“They want to know when they are going to witness it for themselves,” Parks conceded. “They want to see a player like that make an impact on their team and help them in a positive manner.”
The hype around top prospects also has become more increased over the last couple of years, especially after Mike Trout of the L.A. Angels and Bryce Harper of the Washington Nationals put up monster rookie seasons in 2012 when they were 20 and 19 years of age, respectively.
“When you have guys like Trout, Harper, and [Manny] Machado [of the Baltimore Orioles] playing as well as they are at such a young age, that is going to alter people’s perceptions a little bit,” Parks said.
“Those guys are special for a reason, and the player that your favourite team just drafted is probably not going to be one of those people,” he stressed.
Those top prospects often don’t even make it to the big leagues for the team that signed them after the draft. Some are dealt to get big named major-league talent in trades, such as what the Toronto Blue Jays did over this past off-season.
“They had been very aggressive in how they had built up their talent pool when it came to prospects, but they are just commodities,” Parks explained.
“The Jays had reached that point where they decided to push a little bit, and they made the trade where they acquired nearly the entire [Miami] Marlins’ team because they felt it was a time where they needed to win at a major-league level.
“Having a ton of talent at the minor-league level is great, but you have to eventually win at the major leagues,” Parks added.
“And I liked the ways that the Jays did it even though they are struggling at the moment.”
When it comes the first round of last Thursday’s draft, Parks was quick to point out that it’s hard to evaluate so soon after the fact and what is going to happen in the next few years with each player, but he feels there is a chance that some of those selected may make an impact in the big leagues one day.
“I thought the [Houston] Astros took it safe with taking [pitcher] Mark Appel number one, as there wasn’t a class with a true first overall guy.
“And while Jonathan Gray [who was taken third overall by Colorado] has better stuff, he also more questions marks around him,” Parks explained.
“I loved what the [Chicago] Cubs did going with [third baseman Kris] Bryant at number two,” he added.

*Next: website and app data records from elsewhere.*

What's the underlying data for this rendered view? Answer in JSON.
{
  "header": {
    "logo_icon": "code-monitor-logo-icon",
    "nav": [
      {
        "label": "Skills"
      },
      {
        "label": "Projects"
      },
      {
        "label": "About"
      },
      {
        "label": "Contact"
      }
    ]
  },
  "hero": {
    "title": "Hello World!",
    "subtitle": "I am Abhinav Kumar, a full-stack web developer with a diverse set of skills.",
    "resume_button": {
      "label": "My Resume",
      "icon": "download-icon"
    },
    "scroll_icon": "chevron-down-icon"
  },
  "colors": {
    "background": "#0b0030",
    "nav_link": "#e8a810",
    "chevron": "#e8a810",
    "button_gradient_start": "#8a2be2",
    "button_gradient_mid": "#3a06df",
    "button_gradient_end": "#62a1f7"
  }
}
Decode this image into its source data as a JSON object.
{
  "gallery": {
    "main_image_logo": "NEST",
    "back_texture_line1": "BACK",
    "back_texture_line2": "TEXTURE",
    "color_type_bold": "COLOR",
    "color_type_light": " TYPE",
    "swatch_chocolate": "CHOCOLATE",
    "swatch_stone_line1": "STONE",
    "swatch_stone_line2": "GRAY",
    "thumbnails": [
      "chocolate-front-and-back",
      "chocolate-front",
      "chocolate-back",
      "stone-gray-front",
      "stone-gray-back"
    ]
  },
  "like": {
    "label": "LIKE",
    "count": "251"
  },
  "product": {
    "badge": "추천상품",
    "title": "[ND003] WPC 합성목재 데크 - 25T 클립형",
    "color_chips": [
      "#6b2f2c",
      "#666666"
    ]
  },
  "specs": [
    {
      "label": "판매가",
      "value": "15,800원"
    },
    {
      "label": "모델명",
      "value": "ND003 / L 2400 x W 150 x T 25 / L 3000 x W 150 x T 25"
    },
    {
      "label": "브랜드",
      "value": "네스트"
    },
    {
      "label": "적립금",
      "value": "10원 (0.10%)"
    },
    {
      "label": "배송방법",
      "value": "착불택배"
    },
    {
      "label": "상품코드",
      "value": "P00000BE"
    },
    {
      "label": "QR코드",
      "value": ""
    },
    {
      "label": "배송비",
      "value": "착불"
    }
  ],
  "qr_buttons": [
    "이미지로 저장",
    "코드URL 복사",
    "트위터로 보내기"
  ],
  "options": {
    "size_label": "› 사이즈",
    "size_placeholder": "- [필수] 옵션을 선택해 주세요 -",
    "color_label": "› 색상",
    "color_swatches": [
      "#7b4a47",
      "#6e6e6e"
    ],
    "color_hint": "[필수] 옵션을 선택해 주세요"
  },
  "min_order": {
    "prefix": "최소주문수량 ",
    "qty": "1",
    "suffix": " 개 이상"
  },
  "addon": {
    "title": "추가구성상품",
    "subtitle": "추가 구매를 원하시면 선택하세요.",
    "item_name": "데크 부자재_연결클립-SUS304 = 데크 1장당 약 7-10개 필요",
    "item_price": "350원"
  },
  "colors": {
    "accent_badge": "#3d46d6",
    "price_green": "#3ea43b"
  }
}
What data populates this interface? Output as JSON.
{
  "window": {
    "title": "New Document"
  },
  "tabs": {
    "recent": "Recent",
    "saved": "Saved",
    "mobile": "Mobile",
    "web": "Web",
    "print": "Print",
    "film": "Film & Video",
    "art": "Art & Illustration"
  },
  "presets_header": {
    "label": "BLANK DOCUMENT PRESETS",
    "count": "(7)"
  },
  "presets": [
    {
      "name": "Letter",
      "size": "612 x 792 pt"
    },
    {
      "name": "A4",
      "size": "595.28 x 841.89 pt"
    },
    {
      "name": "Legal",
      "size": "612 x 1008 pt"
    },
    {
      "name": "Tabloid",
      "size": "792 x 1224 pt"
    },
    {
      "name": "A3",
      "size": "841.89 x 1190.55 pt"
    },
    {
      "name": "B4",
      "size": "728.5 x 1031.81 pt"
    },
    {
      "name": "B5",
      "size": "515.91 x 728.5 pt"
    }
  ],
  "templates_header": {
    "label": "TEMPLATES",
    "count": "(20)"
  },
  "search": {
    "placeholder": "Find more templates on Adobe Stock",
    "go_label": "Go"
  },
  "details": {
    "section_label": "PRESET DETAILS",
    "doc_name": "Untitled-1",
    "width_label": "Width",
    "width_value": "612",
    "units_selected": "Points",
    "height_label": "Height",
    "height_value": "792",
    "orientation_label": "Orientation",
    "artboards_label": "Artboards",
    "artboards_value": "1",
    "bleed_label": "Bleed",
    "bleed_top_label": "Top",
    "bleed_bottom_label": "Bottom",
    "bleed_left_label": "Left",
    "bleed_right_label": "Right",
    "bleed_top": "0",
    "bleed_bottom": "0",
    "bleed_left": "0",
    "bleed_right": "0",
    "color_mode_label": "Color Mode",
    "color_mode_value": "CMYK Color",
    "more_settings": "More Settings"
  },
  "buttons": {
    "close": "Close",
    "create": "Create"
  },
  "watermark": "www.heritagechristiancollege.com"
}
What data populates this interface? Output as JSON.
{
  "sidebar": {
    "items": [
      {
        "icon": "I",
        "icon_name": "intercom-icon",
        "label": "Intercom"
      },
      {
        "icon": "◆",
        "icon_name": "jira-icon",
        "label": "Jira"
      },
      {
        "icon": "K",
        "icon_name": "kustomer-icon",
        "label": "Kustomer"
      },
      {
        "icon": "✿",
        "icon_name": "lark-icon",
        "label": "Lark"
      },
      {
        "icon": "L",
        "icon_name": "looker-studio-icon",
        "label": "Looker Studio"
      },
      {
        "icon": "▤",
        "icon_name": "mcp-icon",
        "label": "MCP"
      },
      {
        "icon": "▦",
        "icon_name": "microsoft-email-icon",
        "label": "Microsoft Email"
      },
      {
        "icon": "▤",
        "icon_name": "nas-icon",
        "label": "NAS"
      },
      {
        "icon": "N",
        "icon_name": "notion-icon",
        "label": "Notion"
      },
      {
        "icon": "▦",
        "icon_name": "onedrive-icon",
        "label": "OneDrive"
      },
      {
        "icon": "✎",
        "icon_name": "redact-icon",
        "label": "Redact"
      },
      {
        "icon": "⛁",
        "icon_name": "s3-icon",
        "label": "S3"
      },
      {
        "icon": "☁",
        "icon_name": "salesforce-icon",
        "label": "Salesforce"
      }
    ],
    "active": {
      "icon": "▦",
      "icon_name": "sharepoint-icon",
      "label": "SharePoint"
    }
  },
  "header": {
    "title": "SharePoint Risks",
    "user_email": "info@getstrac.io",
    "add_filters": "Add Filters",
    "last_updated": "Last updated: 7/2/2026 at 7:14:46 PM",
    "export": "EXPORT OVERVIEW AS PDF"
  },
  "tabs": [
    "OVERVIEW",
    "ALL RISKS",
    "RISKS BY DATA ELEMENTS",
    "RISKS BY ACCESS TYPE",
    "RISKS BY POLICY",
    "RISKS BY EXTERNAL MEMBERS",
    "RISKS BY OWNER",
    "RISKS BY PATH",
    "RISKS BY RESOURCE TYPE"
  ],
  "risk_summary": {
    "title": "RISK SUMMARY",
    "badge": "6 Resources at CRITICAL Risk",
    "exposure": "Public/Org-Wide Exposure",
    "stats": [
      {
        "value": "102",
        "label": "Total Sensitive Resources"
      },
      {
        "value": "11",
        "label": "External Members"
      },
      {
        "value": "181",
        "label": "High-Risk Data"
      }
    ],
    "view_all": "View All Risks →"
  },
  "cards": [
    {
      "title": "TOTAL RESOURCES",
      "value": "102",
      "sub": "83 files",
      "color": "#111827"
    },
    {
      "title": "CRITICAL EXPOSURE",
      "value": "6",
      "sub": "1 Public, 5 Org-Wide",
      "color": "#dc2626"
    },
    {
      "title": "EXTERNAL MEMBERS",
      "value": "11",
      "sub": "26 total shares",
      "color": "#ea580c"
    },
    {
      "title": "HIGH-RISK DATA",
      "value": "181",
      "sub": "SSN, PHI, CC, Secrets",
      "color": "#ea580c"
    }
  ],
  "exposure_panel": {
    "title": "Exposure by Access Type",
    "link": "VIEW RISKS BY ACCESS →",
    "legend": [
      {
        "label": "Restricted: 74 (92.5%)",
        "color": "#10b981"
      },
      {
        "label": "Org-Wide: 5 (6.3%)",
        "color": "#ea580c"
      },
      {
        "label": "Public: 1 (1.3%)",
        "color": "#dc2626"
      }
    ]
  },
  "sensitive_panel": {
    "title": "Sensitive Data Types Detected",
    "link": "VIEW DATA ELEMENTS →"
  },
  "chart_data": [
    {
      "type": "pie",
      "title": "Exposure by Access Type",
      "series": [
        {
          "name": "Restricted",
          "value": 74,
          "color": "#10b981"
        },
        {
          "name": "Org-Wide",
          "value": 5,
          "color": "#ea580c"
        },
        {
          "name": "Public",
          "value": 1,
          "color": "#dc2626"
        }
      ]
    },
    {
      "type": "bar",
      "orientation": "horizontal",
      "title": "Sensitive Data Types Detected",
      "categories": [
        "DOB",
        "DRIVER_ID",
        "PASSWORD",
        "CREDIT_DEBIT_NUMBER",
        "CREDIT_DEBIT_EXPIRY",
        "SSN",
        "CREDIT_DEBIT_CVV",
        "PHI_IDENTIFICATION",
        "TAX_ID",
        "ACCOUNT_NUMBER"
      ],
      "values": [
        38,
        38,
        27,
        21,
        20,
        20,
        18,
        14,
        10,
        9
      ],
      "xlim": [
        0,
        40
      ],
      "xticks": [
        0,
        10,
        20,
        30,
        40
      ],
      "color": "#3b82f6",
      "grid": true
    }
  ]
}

“For an organization that is starving for pitching talent, they took the best player available as they understand that you can package together your top potential talent for a big-league picture, which is what they Royals did with trading Wil Myers to Tampa Bay.
“But I really loved what the [St. Louis] Cardinals did, especially when they took [pitcher] Rob Kaminsky at No. 28, as he was a top-10 talent who fell because he is a six-foot lefty as size is something that teams have a bias about sometimes,” Parks continued.
“However, Kaminsky is a guy who can get it up to 95 m.p.h., has a ‘hammer’ curve-ball, and was one of the best college arms in the draft,” said Parks.
“And I guarantee that he’s going to make teams hurt as the Cardinals are going to develop him well like they have with nearly everybody in their system.”